Dataset rows describing interfaces:
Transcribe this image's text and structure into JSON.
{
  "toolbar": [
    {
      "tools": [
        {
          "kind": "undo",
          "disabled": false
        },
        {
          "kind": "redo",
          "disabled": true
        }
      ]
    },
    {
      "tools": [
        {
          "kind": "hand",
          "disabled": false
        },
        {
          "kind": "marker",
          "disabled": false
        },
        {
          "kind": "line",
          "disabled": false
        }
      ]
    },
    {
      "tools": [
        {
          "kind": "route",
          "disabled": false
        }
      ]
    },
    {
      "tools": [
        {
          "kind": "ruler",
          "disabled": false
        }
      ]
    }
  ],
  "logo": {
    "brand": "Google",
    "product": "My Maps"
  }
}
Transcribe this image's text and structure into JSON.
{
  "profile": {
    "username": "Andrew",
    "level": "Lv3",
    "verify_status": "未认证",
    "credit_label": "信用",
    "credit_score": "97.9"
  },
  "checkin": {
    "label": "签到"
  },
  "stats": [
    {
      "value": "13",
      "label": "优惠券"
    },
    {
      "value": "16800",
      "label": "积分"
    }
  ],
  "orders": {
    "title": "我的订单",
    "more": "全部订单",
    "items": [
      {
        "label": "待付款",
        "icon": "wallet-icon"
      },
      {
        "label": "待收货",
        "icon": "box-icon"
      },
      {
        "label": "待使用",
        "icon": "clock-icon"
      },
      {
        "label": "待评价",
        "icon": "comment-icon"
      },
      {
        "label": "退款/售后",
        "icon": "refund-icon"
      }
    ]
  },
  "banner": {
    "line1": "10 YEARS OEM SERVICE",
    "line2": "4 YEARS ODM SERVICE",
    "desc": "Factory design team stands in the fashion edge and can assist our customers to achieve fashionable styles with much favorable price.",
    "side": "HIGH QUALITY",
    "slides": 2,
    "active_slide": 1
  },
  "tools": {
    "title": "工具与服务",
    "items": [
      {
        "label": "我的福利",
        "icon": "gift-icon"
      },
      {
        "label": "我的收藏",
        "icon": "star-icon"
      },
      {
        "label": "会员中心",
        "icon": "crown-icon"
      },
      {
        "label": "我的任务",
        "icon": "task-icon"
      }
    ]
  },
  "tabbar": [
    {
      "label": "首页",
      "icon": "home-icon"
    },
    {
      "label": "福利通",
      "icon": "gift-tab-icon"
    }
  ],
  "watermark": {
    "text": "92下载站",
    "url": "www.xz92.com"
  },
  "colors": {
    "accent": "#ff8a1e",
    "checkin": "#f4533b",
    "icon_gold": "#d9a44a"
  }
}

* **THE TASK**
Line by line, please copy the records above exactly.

* **ANSWER SECTION**
Transcribe this image's text and structure into JSON.
{
  "toolbar": [
    {
      "tools": [
        {
          "kind": "undo",
          "disabled": false
        },
        {
          "kind": "redo",
          "disabled": true
        }
      ]
    },
    {
      "tools": [
        {
          "kind": "hand",
          "disabled": false
        },
        {
          "kind": "marker",
          "disabled": false
        },
        {
          "kind": "line",
          "disabled": false
        }
      ]
    },
    {
      "tools": [
        {
          "kind": "route",
          "disabled": false
        }
      ]
    },
    {
      "tools": [
        {
          "kind": "ruler",
          "disabled": false
        }
      ]
    }
  ],
  "logo": {
    "brand": "Google",
    "product": "My Maps"
  }
}
Transcribe this image's text and structure into JSON.
{
  "profile": {
    "username": "Andrew",
    "level": "Lv3",
    "verify_status": "未认证",
    "credit_label": "信用",
    "credit_score": "97.9"
  },
  "checkin": {
    "label": "签到"
  },
  "stats": [
    {
      "value": "13",
      "label": "优惠券"
    },
    {
      "value": "16800",
      "label": "积分"
    }
  ],
  "orders": {
    "title": "我的订单",
    "more": "全部订单",
    "items": [
      {
        "label": "待付款",
        "icon": "wallet-icon"
      },
      {
        "label": "待收货",
        "icon": "box-icon"
      },
      {
        "label": "待使用",
        "icon": "clock-icon"
      },
      {
        "label": "待评价",
        "icon": "comment-icon"
      },
      {
        "label": "退款/售后",
        "icon": "refund-icon"
      }
    ]
  },
  "banner": {
    "line1": "10 YEARS OEM SERVICE",
    "line2": "4 YEARS ODM SERVICE",
    "desc": "Factory design team stands in the fashion edge and can assist our customers to achieve fashionable styles with much favorable price.",
    "side": "HIGH QUALITY",
    "slides": 2,
    "active_slide": 1
  },
  "tools": {
    "title": "工具与服务",
    "items": [
      {
        "label": "我的福利",
        "icon": "gift-icon"
      },
      {
        "label": "我的收藏",
        "icon": "star-icon"
      },
      {
        "label": "会员中心",
        "icon": "crown-icon"
      },
      {
        "label": "我的任务",
        "icon": "task-icon"
      }
    ]
  },
  "tabbar": [
    {
      "label": "首页",
      "icon": "home-icon"
    },
    {
      "label": "福利通",
      "icon": "gift-tab-icon"
    }
  ],
  "watermark": {
    "text": "92下载站",
    "url": "www.xz92.com"
  },
  "colors": {
    "accent": "#ff8a1e",
    "checkin": "#f4533b",
    "icon_gold": "#d9a44a"
  }
}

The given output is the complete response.